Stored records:
====================
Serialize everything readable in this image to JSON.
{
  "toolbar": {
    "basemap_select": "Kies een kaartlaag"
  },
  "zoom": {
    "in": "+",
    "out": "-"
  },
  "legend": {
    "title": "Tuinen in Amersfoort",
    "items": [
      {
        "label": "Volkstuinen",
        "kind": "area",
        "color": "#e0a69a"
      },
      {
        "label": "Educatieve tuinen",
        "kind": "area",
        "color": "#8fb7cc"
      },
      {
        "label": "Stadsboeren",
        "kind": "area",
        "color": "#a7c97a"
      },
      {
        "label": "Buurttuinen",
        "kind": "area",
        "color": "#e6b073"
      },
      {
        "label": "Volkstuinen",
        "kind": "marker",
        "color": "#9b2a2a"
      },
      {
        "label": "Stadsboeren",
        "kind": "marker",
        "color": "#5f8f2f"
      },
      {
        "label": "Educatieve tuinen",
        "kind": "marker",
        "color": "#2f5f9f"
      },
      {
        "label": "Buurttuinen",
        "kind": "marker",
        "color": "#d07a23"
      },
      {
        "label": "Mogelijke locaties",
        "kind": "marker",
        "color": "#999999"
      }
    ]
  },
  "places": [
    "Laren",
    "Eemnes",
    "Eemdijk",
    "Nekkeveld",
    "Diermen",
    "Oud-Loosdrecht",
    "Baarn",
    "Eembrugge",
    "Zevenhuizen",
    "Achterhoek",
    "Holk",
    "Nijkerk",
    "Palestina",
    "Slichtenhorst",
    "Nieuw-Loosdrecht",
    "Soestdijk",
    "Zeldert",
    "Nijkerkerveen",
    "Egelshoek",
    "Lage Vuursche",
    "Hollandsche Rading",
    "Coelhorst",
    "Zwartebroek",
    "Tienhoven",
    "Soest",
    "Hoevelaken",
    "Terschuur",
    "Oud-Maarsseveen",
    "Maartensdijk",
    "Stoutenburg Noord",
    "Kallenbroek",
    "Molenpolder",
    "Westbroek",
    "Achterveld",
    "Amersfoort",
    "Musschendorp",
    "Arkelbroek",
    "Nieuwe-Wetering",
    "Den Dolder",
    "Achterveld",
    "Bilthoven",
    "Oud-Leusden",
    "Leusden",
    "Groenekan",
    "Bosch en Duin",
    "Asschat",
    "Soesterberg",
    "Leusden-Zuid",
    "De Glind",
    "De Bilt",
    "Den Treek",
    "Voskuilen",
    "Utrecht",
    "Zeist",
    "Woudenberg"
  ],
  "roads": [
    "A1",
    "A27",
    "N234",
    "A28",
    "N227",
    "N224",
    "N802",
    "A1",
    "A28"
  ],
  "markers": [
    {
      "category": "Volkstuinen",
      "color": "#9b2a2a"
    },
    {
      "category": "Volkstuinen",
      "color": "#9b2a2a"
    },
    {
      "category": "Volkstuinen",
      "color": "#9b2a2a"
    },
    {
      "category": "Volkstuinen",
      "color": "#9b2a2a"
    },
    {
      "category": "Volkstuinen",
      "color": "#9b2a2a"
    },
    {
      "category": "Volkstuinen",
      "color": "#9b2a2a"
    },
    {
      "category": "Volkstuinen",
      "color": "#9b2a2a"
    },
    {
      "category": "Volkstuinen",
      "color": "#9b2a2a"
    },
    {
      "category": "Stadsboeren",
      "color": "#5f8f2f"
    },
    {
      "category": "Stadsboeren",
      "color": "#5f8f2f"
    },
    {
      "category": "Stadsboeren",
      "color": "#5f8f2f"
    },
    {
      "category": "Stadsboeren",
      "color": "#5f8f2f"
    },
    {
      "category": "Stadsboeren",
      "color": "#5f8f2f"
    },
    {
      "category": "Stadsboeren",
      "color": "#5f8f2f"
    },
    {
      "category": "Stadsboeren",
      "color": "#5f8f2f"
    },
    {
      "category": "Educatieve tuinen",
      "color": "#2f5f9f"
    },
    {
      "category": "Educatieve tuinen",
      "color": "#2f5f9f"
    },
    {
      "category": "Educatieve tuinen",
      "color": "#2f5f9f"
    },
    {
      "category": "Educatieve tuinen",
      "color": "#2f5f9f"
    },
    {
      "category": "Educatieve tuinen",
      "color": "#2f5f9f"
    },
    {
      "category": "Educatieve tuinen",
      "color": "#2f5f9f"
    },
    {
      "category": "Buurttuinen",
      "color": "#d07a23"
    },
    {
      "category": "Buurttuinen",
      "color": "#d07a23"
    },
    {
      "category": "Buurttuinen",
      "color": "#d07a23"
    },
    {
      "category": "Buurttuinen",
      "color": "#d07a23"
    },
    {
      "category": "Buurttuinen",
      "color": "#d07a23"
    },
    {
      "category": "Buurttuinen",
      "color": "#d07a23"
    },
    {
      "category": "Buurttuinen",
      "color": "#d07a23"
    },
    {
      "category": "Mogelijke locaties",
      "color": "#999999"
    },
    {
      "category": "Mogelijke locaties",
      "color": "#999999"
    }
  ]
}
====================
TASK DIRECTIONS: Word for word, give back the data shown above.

ANSWER BOX:
Serialize everything readable in this image to JSON.
{
  "toolbar": {
    "basemap_select": "Kies een kaartlaag"
  },
  "zoom": {
    "in": "+",
    "out": "-"
  },
  "legend": {
    "title": "Tuinen in Amersfoort",
    "items": [
      {
        "label": "Volkstuinen",
        "kind": "area",
        "color": "#e0a69a"
      },
      {
        "label": "Educatieve tuinen",
        "kind": "area",
        "color": "#8fb7cc"
      },
      {
        "label": "Stadsboeren",
        "kind": "area",
        "color": "#a7c97a"
      },
      {
        "label": "Buurttuinen",
        "kind": "area",
        "color": "#e6b073"
      },
      {
        "label": "Volkstuinen",
        "kind": "marker",
        "color": "#9b2a2a"
      },
      {
        "label": "Stadsboeren",
        "kind": "marker",
        "color": "#5f8f2f"
      },
      {
        "label": "Educatieve tuinen",
        "kind": "marker",
        "color": "#2f5f9f"
      },
      {
        "label": "Buurttuinen",
        "kind": "marker",
        "color": "#d07a23"
      },
      {
        "label": "Mogelijke locaties",
        "kind": "marker",
        "color": "#999999"
      }
    ]
  },
  "places": [
    "Laren",
    "Eemnes",
    "Eemdijk",
    "Nekkeveld",
    "Diermen",
    "Oud-Loosdrecht",
    "Baarn",
    "Eembrugge",
    "Zevenhuizen",
    "Achterhoek",
    "Holk",
    "Nijkerk",
    "Palestina",
    "Slichtenhorst",
    "Nieuw-Loosdrecht",
    "Soestdijk",
    "Zeldert",
    "Nijkerkerveen",
    "Egelshoek",
    "Lage Vuursche",
    "Hollandsche Rading",
    "Coelhorst",
    "Zwartebroek",
    "Tienhoven",
    "Soest",
    "Hoevelaken",
    "Terschuur",
    "Oud-Maarsseveen",
    "Maartensdijk",
    "Stoutenburg Noord",
    "Kallenbroek",
    "Molenpolder",
    "Westbroek",
    "Achterveld",
    "Amersfoort",
    "Musschendorp",
    "Arkelbroek",
    "Nieuwe-Wetering",
    "Den Dolder",
    "Achterveld",
    "Bilthoven",
    "Oud-Leusden",
    "Leusden",
    "Groenekan",
    "Bosch en Duin",
    "Asschat",
    "Soesterberg",
    "Leusden-Zuid",
    "De Glind",
    "De Bilt",
    "Den Treek",
    "Voskuilen",
    "Utrecht",
    "Zeist",
    "Woudenberg"
  ],
  "roads": [
    "A1",
    "A27",
    "N234",
    "A28",
    "N227",
    "N224",
    "N802",
    "A1",
    "A28"
  ],
  "markers": [
    {
      "category": "Volkstuinen",
      "color": "#9b2a2a"
    },
    {
      "category": "Volkstuinen",
      "color": "#9b2a2a"
    },
    {
      "category": "Volkstuinen",
      "color": "#9b2a2a"
    },
    {
      "category": "Volkstuinen",
      "color": "#9b2a2a"
    },
    {
      "category": "Volkstuinen",
      "color": "#9b2a2a"
    },
    {
      "category": "Volkstuinen",
      "color": "#9b2a2a"
    },
    {
      "category": "Volkstuinen",
      "color": "#9b2a2a"
    },
    {
      "category": "Volkstuinen",
      "color": "#9b2a2a"
    },
    {
      "category": "Stadsboeren",
      "color": "#5f8f2f"
    },
    {
      "category": "Stadsboeren",
      "color": "#5f8f2f"
    },
    {
      "category": "Stadsboeren",
      "color": "#5f8f2f"
    },
    {
      "category": "Stadsboeren",
      "color": "#5f8f2f"
    },
    {
      "category": "Stadsboeren",
      "color": "#5f8f2f"
    },
    {
      "category": "Stadsboeren",
      "color": "#5f8f2f"
    },
    {
      "category": "Stadsboeren",
      "color": "#5f8f2f"
    },
    {
      "category": "Educatieve tuinen",
      "color": "#2f5f9f"
    },
    {
      "category": "Educatieve tuinen",
      "color": "#2f5f9f"
    },
    {
      "category": "Educatieve tuinen",
      "color": "#2f5f9f"
    },
    {
      "category": "Educatieve tuinen",
      "color": "#2f5f9f"
    },
    {
      "category": "Educatieve tuinen",
      "color": "#2f5f9f"
    },
    {
      "category": "Educatieve tuinen",
      "color": "#2f5f9f"
    },
    {
      "category": "Buurttuinen",
      "color": "#d07a23"
    },
    {
      "category": "Buurttuinen",
      "color": "#d07a23"
    },
    {
      "category": "Buurttuinen",
      "color": "#d07a23"
    },
    {
      "category": "Buurttuinen",
      "color": "#d07a23"
    },
    {
      "category": "Buurttuinen",
      "color": "#d07a23"
    },
    {
      "category": "Buurttuinen",
      "color": "#d07a23"
    },
    {
      "category": "Buurttuinen",
      "color": "#d07a23"
    },
    {
      "category": "Mogelijke locaties",
      "color": "#999999"
    },
    {
      "category": "Mogelijke locaties",
      "color": "#999999"
    }
  ]
}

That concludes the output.